So the Dell XPS 14z has got the looks, but does it have the horsepower to fuel professional requirements? Well, that’s what we’re about to find out. We spent a few hours exploring each feature and in the process, also jotted down a few notes. Comfortable as it was, typing on the full-sized keyboard was fast too, courtesy of the well spread out keys. With the Intel Sandy Bridge processor employed within this machine, browsing through web pages, accessing applications and watching HD movies was a piece of cake. We did put it through a few tests. And based on the NovaBench software we used, the RAM topped at 10,818Mbps, followed by a 98fps recording in 3D rendering and a drive write speed of 105Mbps. For some reason, the discrete Nvidia GPU wasn’t detected and our tests are based on the integrated Intel HD graphics.
To go the extra mile, the Intel Turbo boost 2.0 cranks the CPU’s clock rate up a notch, whilst the Intel Rapid Storage technology enhances performance and consumes lesser power. Speaking of which, the Nvidia Optimus technology optimizes the battery life to deliver better visuals without the need of manually changing any settings. The Battery Eater tool provided an approximate reading of 1 hour and 10 minutes on the Dell optimized mode, whereas we managed to make it through not more than 3 hours whilst entertaining ourselves with the internet, YouTube videos, Quake 4 which ran at 60fps and a few music listening sessions. To top it all off, Dell has incorporated a pretty decent heat disposal system. However, we did come across some warm areas. There are a few more features worth mentioning as well. The Dell Stage software has quite a bit on its platter by offering the MusicStage, PhotoStage and VideoStage applications as well as the Stage remote for media access over networks. There are also the Dell DataSafe and Webcam Central in the list.
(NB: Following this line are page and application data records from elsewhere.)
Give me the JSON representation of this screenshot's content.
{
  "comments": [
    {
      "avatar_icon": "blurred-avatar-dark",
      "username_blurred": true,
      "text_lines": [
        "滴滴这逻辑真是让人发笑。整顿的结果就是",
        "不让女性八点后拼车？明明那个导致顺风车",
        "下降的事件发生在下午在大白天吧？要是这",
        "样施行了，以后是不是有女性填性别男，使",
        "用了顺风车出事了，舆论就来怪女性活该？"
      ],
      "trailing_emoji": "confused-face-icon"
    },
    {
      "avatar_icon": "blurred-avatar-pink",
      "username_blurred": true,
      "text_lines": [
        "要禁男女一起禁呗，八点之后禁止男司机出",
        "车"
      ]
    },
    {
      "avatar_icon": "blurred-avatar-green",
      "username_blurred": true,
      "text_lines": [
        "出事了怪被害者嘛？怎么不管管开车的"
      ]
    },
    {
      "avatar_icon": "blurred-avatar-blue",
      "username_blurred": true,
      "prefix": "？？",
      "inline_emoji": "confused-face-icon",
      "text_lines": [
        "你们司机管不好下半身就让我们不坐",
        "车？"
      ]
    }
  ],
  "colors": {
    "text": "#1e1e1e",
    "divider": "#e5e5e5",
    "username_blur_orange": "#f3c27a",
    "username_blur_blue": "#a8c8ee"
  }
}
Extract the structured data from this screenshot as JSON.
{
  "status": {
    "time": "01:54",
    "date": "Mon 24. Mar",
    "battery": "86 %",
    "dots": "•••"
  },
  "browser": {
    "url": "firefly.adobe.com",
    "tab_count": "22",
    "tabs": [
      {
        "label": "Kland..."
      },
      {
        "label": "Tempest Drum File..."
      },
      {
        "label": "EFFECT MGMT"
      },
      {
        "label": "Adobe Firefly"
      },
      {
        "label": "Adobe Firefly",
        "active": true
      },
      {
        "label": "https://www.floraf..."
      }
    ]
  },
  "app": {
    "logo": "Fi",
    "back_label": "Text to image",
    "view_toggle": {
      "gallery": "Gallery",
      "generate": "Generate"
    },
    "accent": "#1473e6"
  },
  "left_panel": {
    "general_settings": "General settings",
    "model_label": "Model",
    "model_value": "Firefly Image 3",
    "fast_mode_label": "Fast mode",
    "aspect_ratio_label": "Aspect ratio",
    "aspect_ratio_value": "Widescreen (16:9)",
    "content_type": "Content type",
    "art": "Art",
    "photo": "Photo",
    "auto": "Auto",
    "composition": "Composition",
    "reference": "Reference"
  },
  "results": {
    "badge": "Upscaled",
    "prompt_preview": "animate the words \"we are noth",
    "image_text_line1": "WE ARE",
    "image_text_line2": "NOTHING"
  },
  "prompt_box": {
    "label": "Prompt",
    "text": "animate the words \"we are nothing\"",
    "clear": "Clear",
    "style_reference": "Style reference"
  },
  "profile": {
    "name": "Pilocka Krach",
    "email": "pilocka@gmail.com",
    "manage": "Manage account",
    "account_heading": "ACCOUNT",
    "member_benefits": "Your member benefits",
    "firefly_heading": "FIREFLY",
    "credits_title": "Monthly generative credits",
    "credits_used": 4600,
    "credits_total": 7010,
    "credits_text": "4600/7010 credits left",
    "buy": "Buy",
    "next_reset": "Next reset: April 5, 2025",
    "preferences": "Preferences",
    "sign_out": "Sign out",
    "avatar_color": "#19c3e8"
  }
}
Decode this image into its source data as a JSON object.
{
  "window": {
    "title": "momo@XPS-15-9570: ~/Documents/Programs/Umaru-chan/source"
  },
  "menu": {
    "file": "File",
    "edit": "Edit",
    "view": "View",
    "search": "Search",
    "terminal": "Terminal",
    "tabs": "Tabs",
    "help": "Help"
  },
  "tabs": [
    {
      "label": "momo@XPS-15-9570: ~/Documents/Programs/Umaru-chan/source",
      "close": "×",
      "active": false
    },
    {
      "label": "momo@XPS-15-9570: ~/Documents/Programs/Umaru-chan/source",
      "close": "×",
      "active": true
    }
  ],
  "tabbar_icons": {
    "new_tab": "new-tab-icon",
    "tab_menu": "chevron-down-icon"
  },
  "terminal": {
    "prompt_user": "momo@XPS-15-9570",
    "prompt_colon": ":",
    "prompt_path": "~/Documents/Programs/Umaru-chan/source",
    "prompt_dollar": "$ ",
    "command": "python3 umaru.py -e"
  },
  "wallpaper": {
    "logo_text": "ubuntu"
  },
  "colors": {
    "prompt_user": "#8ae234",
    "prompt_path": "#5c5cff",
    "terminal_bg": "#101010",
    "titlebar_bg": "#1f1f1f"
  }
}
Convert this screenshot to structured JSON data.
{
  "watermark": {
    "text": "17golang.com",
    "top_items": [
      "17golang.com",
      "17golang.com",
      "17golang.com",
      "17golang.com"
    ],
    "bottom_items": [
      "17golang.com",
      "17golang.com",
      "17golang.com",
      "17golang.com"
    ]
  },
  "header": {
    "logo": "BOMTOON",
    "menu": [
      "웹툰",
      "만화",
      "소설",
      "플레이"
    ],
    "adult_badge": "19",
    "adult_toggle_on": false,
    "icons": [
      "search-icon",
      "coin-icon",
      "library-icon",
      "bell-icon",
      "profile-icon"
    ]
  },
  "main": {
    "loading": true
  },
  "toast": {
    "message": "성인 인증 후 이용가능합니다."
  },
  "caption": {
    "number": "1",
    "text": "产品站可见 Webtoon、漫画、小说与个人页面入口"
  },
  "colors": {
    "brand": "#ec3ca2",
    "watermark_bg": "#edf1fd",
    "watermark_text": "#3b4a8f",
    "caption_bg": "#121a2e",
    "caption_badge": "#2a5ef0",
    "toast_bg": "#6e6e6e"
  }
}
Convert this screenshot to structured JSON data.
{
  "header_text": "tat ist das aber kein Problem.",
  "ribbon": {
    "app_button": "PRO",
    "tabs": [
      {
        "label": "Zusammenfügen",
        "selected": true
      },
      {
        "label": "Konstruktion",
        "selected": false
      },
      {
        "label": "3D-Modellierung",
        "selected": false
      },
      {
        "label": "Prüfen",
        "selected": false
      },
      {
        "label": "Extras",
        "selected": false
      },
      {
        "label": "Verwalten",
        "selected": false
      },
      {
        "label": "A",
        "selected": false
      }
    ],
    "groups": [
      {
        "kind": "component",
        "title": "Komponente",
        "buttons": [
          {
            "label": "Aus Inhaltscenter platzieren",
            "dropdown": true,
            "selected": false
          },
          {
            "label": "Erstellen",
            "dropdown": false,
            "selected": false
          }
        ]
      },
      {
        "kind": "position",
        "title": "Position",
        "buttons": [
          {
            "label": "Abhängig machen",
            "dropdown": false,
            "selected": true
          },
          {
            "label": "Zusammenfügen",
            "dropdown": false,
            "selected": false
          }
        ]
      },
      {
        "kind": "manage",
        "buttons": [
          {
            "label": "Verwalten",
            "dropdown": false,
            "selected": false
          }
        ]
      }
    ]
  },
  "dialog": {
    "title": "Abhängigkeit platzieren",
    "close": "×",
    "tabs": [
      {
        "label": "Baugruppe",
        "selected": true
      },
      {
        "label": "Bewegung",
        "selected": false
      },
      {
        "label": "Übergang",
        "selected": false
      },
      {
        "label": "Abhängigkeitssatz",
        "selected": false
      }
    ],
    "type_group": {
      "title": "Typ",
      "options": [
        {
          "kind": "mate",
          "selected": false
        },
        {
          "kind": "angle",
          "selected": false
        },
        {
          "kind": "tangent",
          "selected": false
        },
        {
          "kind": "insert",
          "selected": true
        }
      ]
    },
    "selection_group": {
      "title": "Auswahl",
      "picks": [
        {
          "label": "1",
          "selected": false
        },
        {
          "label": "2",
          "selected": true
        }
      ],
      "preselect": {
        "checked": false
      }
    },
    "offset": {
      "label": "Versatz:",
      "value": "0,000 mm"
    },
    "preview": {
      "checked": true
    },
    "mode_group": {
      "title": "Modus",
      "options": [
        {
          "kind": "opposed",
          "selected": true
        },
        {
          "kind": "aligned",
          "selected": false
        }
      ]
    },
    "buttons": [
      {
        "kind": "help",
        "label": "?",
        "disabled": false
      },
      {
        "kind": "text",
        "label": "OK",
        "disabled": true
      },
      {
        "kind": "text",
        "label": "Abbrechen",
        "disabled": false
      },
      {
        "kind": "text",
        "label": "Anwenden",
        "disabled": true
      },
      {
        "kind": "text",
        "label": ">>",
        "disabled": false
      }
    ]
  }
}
The 14-inch HD WLED True-Life display is rather brilliant and watching movies or flipping through images was quite entertaining.
What really grabbed onto our goodwill was the unique placement of sockets.
The backlit keyboard is ideal for working in dark or low light areas.
During the hours we put into reviewing the Dell XPS 14z, not once did we hear a peep out of the internal hardware.
The lower resting area of the notebook heats up a bit after a few hours.
2 USB ports are somewhat insufficient, especially from a professional point of view.
A full HD display would have further enriched our entire experience. And owing to its slim support frame, the screen tends to wobble a bit when moved around.
Whilst on the go, a backup partition would prove to be convenient when it comes to recovering from system crashes.
The Dell XPS 14z laptop certainly has ‘professionalism’ written all over it. And if you really do need a tool to ‘power through your day, and look good doing it,’ we’d actually recommend this notebook, but only to a certain extent. According to the company’s product page, the U.S. offering includes 4 options that start from $899.99, whilst the Dell India page sports 2 configurations which are available at an initial price of Rs. 61,900 onwards. Taking into account the performance aspect and the features offered along with the craftsmanship this laptop flaunts, we’re giving it an 8.2 out of 10 rating.